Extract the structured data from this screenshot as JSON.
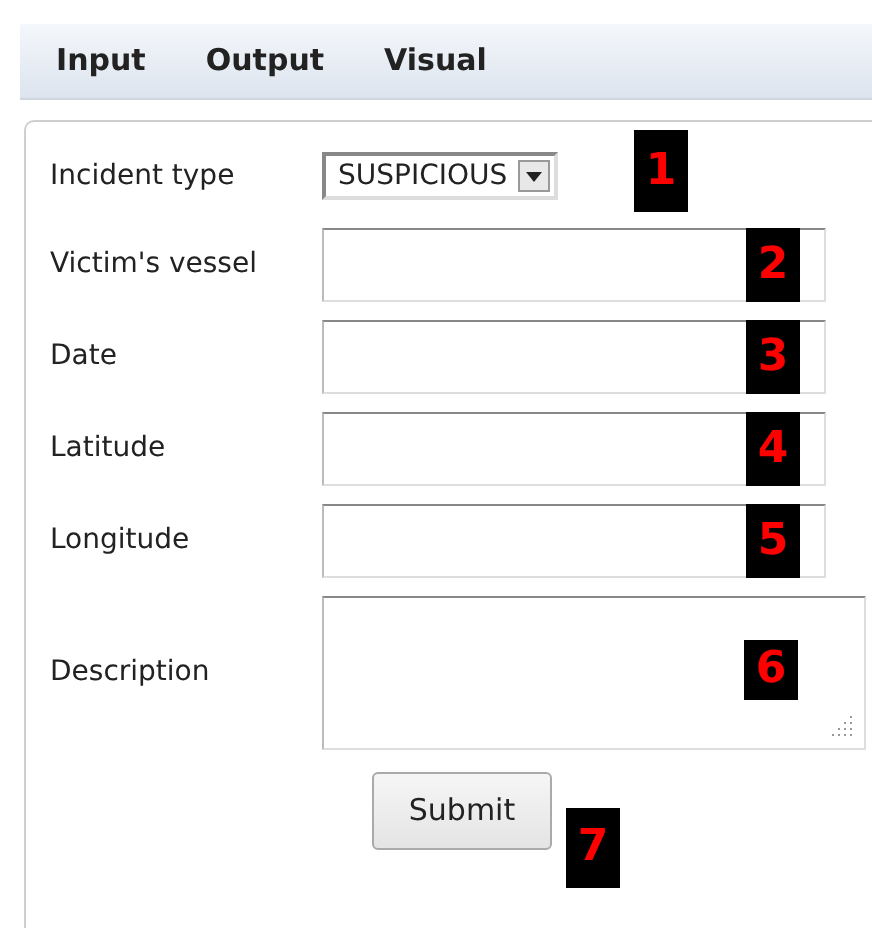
{
  "tabs": [
    {
      "label": "Input"
    },
    {
      "label": "Output"
    },
    {
      "label": "Visual"
    }
  ],
  "form": {
    "fields": [
      {
        "kind": "select",
        "label": "Incident type",
        "value": "SUSPICIOUS",
        "badge": "1"
      },
      {
        "kind": "text",
        "label": "Victim's vessel",
        "badge": "2"
      },
      {
        "kind": "text",
        "label": "Date",
        "badge": "3"
      },
      {
        "kind": "text",
        "label": "Latitude",
        "badge": "4"
      },
      {
        "kind": "text",
        "label": "Longitude",
        "badge": "5"
      },
      {
        "kind": "textarea",
        "label": "Description",
        "badge": "6"
      }
    ],
    "submit": {
      "label": "Submit",
      "badge": "7"
    }
  }
}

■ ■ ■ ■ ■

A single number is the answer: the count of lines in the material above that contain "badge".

[Problem solution]:
7